In recent elections, health care has been an important issue. For 2020, the Democratic presidential candidates have offered several proposals and the Republicans have regurgitated their proposal to repeal Obamacare with a “market-based” alternative.
Each party perpetuates its own political mythology without offering a truly viable solution.
The Democrats on the far left seek a Medicare for all system, which they claim will reduce costs by eliminating private insurance. They believe that the government can administer our health-care system more profitably.
Two years ago I turned 65 and was required to switch to Medicare. When I reviewed the explanation of benefits statements I received from Medicare, I found that my physicians were paid about 20% to 50% less than what they were paid under my pre-Medicare private health coverage.
Several physicians have told me that, if all their patients were covered by Medicare, they could not stay in business.
I also inspected a recent tax return filing by Henry Mayo Newhall Hospital. That filing showed that the hospital collected approximately $96.7 million from Medicare, but incurred costs of $123.4 million providing services to Medicare patients.
In other words $26.7 million of the hospital’s costs of serving Medicare patients was subsidized by other sources—principally patients with private insurance.
It’s no wonder that Medicare is an apparent bargain for participants; a substantial portion of the costs are funded by others. If we adopt a Medicare for all approach and eliminate private insurance, we will kill the goose that laid the golden egg.
The Republicans, on the other hand, seek to create marketplace reforms, but their proposals fail to consider a number of important factors.
Our current health-care system is controlled by dueling oligopolies of providers, pharmaceuticals and insurers. A marketplace system simply cannot work for either the consumer or health-care workers in a system that is stacked in favor of these other stakeholders. The health care distribution channels are convoluted in a manner that obfuscates pricing. In other words, there is no transparency for the consumer.

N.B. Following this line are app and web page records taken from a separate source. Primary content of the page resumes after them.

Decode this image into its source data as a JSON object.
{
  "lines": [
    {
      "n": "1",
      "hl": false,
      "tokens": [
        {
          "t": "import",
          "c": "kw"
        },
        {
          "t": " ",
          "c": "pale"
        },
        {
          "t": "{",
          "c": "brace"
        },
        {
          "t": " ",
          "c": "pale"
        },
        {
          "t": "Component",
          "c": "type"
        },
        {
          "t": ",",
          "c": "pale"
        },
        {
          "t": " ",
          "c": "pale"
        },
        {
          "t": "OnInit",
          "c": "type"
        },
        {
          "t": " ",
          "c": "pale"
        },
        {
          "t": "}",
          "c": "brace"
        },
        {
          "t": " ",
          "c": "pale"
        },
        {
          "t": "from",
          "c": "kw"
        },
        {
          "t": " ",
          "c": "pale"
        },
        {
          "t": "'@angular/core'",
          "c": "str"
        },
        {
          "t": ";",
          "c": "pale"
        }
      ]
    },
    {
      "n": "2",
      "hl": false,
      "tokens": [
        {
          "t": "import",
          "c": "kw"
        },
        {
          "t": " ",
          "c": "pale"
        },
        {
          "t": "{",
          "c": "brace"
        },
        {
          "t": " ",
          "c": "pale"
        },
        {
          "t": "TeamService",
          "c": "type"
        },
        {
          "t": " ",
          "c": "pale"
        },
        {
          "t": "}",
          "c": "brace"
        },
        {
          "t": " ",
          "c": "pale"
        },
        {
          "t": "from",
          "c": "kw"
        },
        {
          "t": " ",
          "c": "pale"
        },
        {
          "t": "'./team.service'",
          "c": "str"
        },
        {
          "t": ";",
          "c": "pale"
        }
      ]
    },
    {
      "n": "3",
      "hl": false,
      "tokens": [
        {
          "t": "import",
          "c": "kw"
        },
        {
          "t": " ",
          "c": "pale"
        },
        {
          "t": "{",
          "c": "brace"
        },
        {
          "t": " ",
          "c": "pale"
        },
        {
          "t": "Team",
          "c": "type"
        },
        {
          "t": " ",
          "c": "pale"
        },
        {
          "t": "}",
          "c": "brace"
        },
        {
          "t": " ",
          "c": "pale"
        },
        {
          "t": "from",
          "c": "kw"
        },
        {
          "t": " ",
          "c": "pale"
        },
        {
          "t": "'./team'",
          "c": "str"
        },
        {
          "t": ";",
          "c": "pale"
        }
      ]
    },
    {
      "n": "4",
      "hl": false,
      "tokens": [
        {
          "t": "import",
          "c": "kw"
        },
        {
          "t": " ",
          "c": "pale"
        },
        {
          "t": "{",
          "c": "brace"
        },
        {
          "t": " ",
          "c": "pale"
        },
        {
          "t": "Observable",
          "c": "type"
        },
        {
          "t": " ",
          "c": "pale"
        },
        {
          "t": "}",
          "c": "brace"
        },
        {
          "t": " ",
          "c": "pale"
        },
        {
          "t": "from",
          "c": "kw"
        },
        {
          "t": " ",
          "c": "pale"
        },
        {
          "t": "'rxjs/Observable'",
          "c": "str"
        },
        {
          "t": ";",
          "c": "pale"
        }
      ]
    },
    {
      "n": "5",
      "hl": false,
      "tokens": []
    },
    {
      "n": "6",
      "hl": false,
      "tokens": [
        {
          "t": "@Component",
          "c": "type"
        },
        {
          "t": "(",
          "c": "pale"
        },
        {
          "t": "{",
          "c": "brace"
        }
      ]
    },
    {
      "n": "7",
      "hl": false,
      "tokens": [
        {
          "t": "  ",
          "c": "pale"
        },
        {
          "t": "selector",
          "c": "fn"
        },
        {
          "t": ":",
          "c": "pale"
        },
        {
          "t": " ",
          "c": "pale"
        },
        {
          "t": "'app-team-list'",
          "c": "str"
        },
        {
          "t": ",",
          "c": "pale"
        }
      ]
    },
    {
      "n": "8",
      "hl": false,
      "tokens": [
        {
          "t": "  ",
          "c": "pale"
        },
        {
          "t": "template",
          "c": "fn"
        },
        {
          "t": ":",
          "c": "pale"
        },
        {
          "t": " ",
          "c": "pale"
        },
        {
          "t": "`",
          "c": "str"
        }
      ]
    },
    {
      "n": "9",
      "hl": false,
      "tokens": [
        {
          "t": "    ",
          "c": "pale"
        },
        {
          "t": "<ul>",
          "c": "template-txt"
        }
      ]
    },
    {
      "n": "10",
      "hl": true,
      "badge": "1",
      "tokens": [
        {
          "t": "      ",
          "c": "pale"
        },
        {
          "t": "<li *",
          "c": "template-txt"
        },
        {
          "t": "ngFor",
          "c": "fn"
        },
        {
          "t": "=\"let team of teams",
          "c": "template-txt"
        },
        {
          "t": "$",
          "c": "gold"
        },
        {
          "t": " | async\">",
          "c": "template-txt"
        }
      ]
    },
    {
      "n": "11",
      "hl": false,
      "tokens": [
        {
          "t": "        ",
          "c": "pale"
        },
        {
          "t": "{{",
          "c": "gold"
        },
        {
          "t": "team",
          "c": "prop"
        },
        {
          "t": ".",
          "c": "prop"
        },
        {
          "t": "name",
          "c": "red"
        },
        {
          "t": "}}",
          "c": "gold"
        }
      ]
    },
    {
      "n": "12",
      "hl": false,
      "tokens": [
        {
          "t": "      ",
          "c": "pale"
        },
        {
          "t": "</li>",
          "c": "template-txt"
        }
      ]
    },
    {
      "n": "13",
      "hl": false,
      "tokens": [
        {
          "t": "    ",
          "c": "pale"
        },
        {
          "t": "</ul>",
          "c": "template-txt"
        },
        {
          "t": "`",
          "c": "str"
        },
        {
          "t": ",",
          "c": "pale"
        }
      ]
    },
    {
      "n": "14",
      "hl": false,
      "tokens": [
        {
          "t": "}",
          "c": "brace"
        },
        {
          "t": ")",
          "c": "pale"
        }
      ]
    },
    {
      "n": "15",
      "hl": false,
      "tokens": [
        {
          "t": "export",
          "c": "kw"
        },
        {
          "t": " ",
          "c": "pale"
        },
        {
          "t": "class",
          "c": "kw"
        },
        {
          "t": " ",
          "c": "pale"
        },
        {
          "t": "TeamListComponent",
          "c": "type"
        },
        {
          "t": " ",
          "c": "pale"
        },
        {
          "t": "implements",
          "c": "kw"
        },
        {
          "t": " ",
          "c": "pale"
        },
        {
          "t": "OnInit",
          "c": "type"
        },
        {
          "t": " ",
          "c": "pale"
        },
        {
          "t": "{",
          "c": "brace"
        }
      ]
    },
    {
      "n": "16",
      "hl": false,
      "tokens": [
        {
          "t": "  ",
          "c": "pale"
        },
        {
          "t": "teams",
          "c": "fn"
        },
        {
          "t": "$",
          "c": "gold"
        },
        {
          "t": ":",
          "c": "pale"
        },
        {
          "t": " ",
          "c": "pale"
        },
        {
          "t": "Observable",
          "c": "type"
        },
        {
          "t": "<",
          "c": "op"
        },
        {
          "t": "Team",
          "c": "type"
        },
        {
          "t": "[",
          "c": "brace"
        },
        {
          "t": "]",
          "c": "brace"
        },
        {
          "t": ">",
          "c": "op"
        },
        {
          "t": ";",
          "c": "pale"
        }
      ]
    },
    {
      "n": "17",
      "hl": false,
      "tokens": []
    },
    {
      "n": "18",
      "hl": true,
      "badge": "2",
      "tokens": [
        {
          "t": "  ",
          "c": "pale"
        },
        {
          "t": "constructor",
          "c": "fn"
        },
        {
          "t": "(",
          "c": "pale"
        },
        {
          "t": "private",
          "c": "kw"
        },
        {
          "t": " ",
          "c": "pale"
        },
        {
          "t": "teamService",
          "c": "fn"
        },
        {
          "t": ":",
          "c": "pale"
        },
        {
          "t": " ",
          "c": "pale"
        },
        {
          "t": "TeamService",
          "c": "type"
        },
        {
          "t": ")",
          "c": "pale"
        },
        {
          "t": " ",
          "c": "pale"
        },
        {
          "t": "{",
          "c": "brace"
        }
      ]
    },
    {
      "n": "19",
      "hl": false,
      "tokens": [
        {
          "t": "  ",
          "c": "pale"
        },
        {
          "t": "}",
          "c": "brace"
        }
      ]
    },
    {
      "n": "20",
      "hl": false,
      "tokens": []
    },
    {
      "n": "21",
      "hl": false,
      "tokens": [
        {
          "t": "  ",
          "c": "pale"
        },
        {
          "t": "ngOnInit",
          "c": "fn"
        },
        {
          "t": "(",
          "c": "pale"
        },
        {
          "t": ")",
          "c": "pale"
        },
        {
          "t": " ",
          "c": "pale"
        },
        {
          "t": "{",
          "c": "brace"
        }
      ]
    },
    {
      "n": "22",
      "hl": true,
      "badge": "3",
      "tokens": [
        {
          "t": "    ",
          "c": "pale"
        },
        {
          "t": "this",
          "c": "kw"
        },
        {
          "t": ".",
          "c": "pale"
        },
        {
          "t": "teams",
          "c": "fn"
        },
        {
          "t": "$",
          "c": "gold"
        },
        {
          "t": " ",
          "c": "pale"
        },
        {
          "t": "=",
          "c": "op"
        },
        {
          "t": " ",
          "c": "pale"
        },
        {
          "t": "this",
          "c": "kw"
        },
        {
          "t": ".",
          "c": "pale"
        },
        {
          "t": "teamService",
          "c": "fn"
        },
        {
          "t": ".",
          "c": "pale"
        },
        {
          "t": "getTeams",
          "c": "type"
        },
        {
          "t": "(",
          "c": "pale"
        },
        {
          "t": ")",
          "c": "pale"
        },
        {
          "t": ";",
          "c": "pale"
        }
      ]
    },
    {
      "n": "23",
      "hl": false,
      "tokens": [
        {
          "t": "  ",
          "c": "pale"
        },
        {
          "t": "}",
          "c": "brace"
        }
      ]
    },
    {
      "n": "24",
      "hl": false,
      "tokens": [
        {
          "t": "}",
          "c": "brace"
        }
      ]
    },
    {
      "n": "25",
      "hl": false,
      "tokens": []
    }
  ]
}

Furthermore, the Republican plan favors the use of health savings accounts, which are a big boost for upper-middle class people who are in good health, but they do little for the chronically ill or low-income folks.
I suspect that most Americans do not want cheap low-quality health care — but quality health care costs more. Solving our health care problems is challenging and will require painful decisions that adversely affect the special interests who support both political parties.
The Affordable Care Act was a decent first attempt at solving our health care dilemma. Its origins can be traced to a Heritage Foundation study in the 1990s. Unfortunately, it was loaded with pork for special interests and there are some structural flaws that need to be addressed before we can see meaningful health care reform.
Here are some ideas worth considering:
Perhaps the biggest change we can make is to include everyone in a unified risk pool and base insurance costs on that pool, so insurance pricing is not discriminatory against the sick.
You cannot ask the insurance companies to do this without mandating participation by all. It is actuarially impossible to cover the sick without including the healthy in the same risk pool. Numerous studies have shown that most people are incapable of properly assessing their health care needs and risks. Consequently, they will either underinsure or will avoid purchasing insurance altogether.
This increases everyone’s costs because the uninsured and underinsured frequently are unable to pay their medical bills. An insurance mandate is needed.
Along with implementing a single risk pool, implementing volume pricing for medical services and prescription drugs for everyone in the single pool is essential for cost containment. Other counties obtain quantity discounts by employing volume pricing strategies. Conversely, ours is a fragmented system where smaller segments of the market negotiate prices separately.
Insurance companies need to pay a higher percentage of their premiums on claims and the insurance risk collar needs to be reformed.
The FDA is the world’s de facto consumer protection mechanism that is funded by U.S. consumers. We need to spread the approval costs globally.
Generic drugs are supposed to reduce prices by offering lower-cost alternatives, but byzantine distribution channels prevent this. There is a lack of transparency with respect to hospital costs. We must adopt regulatory pricing oversight similar to that of utilities.
Pharmaceutical benefit managers do not deliver their purported benefits to drug pricing. Instead, they supply substantial profits to their owners. They should be outlawed.
We spend billions annually subsidizing the production of corn and soybeans, which are used in foods that promote diabetes and heart disease — two of the largest drivers of health care costs. Reforms are needed.
Until you hear the politicians address these types of issues, we will not overcome the prevailing political health-care mythology, which impedes implementing viable solutions.
Jim de Bree is a semi-retired CPA who resides in Valencia.